Here, Will is used at the beginning of a statement, which turns it into a question.
- Will you iron the clothes for me?
- Will you help me take this kid to school?
- Will you honor your promise this time around?
4) To command or Give Orders
Will can also be used to issue strong orders.
- Will, you shut up?
- Will you behave yourself?
5) To express a habit when used in the third person.
- She will mess it up. She has a habit of it.
- She will divorce him too.
When to Use Shall?
You use shall when discussing your plans, events, or expectations in the first persona.
You may also use it when discussing solid intentions and obligations or giving instructions in the second or third persona.
1) To talk about the future.
- I shall forgive you if you apologize.
- I shall be hitting you every time you disrespect me.
- We shall attend the event.
2) To give a suggestion or ask something
- Shall we have mushrooms for dinner?
- Shall we attend the party?
- Who shall I send this letter to?
3) To indicate assurance or the certainty of something happening
- They shall be at a wedding on Saturday.
- They shall attend the meeting.
- We shall meet and sort this out once and for all.
4) To offer someone something
- Shall I serve you coffee?
- Shall I shut the door?
5) Shall comes in handy when you want to sound more polite for a statement made in the first person
- Shall we talk? (This sounds polite).
- Will we talk? (This sounds commanding).
6) Shall is also common in legal statements made in the third persona
- Taxes shall be paid on time following the policies set by the IRS.
Main Differences Between Will and Shall
- Will is used whenever someone wants to talk about their future actions, to predict something, or to convey an intention.
- Conversely, Shall is used whenever someone wants to talk about a planned future action. It may also be used when asking questions or wishing to know something about someone.
- Shall is rarely used in America, but it’s widespread among the British, who use the two verbs interchangeably.
Rules Governing the Use of Shall and Will

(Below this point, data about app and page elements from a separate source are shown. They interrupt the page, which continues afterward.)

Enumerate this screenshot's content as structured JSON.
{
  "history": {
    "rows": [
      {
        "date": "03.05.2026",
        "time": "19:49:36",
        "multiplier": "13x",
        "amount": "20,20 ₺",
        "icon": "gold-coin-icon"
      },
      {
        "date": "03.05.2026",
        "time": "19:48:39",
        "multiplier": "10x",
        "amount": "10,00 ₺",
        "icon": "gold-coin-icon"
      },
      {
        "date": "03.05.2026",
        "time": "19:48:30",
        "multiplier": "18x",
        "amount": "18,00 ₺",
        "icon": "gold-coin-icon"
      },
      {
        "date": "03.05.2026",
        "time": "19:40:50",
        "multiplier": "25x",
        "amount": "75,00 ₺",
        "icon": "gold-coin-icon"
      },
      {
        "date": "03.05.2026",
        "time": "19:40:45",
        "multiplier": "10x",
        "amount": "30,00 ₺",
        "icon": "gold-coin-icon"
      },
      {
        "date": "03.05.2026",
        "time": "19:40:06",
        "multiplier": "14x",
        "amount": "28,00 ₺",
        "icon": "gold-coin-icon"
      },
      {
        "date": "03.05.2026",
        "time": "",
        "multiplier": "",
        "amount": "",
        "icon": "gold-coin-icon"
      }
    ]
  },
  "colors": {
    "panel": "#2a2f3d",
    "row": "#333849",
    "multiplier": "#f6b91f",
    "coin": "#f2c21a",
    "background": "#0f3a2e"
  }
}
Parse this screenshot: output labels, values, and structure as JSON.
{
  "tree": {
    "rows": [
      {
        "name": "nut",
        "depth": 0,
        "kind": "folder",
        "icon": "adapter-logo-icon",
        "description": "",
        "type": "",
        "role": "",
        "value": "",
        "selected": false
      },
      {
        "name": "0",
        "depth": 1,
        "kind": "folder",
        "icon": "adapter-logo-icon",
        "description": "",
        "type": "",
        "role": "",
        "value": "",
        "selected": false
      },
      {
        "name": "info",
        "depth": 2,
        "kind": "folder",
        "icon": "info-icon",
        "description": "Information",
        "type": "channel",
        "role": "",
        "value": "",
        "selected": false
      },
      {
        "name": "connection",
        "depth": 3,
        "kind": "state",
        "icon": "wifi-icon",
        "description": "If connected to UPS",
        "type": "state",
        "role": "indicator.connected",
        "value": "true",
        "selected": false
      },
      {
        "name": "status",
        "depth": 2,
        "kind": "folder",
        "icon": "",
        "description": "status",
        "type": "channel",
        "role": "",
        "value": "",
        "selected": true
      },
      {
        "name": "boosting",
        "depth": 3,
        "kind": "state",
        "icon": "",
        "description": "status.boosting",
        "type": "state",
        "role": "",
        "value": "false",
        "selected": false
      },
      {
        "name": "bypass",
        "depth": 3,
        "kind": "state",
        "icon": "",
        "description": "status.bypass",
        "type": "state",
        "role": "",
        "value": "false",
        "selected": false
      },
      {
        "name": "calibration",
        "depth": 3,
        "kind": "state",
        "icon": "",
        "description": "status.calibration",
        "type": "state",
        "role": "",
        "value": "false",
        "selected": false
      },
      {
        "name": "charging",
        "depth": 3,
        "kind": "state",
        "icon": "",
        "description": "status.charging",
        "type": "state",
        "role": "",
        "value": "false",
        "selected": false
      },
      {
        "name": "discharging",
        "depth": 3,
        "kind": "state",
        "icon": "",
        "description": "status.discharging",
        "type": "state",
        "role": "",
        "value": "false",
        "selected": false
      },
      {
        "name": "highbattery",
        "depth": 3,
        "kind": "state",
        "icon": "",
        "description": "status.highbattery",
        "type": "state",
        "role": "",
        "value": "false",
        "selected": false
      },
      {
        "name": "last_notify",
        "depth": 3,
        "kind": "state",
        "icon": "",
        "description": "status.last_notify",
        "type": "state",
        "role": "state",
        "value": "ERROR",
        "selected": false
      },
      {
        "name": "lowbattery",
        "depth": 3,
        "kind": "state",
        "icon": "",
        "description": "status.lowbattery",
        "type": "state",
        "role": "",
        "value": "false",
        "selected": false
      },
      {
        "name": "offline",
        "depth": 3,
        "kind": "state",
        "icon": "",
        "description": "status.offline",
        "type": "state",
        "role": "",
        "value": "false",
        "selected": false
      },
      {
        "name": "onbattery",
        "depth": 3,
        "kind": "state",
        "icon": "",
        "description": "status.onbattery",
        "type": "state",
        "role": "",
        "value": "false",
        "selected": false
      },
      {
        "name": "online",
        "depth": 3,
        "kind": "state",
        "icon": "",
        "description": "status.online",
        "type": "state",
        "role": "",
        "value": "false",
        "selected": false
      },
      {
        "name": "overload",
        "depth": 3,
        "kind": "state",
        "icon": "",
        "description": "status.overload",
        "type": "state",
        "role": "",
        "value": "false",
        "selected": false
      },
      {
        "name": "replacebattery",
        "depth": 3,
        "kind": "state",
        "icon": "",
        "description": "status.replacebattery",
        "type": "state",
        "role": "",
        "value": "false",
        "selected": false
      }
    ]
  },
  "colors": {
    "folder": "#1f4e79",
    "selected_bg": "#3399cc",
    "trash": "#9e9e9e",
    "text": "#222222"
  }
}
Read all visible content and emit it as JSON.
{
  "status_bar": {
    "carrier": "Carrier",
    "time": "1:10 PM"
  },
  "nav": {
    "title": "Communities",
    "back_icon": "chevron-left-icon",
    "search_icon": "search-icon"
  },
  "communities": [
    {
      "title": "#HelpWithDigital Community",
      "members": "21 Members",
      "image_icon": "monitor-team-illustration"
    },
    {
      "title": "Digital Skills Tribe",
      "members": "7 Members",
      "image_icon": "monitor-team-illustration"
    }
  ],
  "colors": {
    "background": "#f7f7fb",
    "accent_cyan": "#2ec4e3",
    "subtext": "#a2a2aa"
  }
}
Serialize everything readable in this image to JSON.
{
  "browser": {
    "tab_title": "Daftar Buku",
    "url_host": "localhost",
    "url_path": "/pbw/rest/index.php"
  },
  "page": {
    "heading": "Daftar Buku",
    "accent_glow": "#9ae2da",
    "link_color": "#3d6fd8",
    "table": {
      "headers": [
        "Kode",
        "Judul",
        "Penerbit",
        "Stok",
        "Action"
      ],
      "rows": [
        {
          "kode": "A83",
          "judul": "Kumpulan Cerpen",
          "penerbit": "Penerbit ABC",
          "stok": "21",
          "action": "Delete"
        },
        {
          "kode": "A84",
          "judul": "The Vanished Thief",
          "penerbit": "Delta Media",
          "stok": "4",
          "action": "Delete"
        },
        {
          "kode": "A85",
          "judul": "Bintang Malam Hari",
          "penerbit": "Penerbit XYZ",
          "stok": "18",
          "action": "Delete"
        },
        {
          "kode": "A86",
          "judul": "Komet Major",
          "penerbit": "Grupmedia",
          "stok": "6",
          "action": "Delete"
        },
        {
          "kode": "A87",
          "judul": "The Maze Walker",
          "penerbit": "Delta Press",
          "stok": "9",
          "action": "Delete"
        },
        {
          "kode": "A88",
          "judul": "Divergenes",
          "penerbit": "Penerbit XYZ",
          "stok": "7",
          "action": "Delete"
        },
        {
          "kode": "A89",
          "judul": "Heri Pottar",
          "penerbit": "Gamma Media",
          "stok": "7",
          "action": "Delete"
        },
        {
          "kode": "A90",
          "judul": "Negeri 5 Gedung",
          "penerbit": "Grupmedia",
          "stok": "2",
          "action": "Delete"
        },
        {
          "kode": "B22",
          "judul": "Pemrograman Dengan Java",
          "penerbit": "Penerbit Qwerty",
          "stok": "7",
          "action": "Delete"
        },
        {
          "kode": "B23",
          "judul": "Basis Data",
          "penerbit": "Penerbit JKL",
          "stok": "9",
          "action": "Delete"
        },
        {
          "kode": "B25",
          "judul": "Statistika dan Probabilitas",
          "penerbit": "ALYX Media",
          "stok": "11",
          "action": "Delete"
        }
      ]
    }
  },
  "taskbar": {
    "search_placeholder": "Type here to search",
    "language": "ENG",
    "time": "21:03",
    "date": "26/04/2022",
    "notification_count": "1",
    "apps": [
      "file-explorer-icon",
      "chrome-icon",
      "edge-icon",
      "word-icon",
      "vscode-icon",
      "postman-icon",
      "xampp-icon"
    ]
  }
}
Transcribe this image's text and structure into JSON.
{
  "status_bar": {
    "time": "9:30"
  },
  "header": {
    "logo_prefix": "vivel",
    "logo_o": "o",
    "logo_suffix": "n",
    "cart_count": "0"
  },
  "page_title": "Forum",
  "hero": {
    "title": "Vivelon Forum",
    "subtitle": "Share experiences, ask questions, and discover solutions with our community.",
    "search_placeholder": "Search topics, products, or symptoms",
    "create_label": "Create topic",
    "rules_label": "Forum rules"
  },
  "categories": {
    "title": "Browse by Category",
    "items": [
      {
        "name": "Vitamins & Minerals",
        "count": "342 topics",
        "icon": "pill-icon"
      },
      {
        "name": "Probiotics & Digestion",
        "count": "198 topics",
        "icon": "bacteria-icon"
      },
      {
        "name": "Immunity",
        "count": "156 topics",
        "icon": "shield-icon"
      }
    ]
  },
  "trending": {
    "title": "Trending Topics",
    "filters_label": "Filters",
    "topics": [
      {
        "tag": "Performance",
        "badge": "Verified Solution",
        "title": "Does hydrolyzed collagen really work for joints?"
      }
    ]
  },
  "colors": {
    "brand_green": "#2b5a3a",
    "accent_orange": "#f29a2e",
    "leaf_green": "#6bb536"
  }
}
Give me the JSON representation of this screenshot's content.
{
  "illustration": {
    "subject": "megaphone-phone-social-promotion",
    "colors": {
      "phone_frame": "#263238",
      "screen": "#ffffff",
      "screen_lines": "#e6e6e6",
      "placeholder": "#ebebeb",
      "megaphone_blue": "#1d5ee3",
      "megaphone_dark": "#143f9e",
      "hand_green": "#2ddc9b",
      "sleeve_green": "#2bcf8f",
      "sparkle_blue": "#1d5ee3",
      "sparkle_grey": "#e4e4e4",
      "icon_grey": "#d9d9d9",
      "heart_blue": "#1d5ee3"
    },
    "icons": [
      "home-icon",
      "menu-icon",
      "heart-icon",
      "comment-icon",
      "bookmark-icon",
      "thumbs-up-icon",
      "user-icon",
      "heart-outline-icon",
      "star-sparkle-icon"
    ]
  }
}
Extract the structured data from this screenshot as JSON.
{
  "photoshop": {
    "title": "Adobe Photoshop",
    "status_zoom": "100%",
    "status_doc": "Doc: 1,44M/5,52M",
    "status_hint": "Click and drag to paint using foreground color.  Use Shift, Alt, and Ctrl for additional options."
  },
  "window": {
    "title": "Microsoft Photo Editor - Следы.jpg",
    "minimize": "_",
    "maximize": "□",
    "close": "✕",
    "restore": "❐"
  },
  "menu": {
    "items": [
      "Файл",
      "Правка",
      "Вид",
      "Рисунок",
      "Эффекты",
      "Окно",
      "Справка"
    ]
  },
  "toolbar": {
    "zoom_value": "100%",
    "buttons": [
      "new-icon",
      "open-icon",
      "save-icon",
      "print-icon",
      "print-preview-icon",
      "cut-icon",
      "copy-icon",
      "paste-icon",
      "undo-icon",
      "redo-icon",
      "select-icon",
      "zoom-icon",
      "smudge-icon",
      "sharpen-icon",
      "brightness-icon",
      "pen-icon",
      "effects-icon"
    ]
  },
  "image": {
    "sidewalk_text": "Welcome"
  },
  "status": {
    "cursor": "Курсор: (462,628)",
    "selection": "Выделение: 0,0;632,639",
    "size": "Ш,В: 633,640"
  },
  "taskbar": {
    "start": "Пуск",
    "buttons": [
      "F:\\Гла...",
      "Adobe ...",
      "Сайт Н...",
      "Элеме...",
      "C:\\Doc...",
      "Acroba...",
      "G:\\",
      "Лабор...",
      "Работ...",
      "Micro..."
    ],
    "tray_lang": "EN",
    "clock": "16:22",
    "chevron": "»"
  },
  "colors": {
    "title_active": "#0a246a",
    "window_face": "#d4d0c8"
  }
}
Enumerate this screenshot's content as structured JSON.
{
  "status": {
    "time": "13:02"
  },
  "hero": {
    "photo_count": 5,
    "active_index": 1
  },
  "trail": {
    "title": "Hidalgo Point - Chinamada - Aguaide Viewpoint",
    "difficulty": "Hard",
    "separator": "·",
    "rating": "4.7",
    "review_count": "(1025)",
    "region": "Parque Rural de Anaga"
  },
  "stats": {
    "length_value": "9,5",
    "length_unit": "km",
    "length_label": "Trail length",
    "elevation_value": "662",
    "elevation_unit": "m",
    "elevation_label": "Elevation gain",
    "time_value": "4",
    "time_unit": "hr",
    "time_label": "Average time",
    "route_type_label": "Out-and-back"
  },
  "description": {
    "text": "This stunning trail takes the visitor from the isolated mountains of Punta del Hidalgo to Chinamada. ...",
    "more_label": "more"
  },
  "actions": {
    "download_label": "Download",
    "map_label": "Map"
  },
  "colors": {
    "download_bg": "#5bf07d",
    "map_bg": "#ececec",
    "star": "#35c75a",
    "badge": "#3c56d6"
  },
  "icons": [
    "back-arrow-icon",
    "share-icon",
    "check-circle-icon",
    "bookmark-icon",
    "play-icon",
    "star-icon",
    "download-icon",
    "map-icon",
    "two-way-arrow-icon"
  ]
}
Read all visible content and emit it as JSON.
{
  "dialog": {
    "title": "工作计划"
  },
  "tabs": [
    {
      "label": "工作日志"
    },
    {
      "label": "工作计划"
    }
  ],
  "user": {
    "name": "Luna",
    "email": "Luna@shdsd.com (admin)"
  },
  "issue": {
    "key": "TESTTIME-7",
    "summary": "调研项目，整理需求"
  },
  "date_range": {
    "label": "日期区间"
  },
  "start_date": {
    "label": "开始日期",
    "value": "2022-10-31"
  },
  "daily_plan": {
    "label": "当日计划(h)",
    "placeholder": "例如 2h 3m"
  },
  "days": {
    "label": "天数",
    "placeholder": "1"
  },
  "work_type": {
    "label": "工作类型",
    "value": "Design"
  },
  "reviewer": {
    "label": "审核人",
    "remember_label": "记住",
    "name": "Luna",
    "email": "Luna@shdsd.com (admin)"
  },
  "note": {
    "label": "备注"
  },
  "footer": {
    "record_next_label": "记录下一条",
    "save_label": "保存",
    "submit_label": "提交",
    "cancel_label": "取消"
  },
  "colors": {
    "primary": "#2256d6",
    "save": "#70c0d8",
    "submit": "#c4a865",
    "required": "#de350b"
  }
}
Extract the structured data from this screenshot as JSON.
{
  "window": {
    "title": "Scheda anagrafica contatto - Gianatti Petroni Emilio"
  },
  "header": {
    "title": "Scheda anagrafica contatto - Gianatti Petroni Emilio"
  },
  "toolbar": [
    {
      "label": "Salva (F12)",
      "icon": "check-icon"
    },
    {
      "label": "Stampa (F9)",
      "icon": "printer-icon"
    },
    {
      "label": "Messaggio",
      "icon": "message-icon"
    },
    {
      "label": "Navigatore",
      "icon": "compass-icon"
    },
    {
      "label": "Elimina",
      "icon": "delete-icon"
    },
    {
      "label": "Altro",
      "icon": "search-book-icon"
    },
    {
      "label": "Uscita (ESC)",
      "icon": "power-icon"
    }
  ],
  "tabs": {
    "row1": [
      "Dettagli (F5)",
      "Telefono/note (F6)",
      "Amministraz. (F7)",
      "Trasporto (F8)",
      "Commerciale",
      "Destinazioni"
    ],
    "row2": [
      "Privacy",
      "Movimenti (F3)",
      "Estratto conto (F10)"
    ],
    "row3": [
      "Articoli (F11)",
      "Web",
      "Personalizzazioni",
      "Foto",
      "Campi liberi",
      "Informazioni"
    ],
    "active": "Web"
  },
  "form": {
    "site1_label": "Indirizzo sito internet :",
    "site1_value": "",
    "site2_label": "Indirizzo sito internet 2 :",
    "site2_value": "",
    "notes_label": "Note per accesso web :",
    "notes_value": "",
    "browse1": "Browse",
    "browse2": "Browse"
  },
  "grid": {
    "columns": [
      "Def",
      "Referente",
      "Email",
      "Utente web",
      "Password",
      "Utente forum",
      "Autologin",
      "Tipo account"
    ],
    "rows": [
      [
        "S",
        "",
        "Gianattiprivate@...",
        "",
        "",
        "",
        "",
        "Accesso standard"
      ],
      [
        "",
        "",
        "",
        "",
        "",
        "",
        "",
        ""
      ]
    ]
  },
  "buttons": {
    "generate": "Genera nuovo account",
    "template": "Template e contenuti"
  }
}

Some rules dictate how to use “shall” and “will” in sentences. For instance, when expressing simple futurity, you must use shall after we or I and ‘will’ after everything else.
However, while expressing a command or determination, the rules demand that you use will after we or I and ‘shall’ after everything else.
Examples following the rules:
- We shall attend the funeral tonight ( for a simple statement).
- We will attend the funeral tonight (to show determination).
- They shall attend the funeral tonight(a command).
- They will attend the funeral tonight (just a simple statement).
As you can see, using shall while making a statement in the first persona makes you sound more polite.
However, when you use shall in the third persona, the statement comes off as commanding, while using it will make it sound polite.
It’s to be noted that these rules are nothing more than a brilliant invention that makes sense, but they do not depict the message being conveyed by a careful speaker.
In most cases, people use will and shall interchangeably, which still sounds correct despite having a different meaning.
For a native speaker, these rules are so natural. That makes it easy for them to remember them whenever they’re making a statement.
I’ve put so much effort writing this blog post to provide value to you. It’ll be very helpful for me, if you consider sharing it on social media or with your friends/family. SHARING IS ♥️
Emma Smith holds an MA degree in English from Irvine Valley College. She has been a Journalist since 2002, writing articles on the English language, Sports, and Law. Read more about me on her bio page.
2 thoughts on “Difference Between Will and Shall”
You made it simple for me. I always get confused between Will and shall
Glad to help you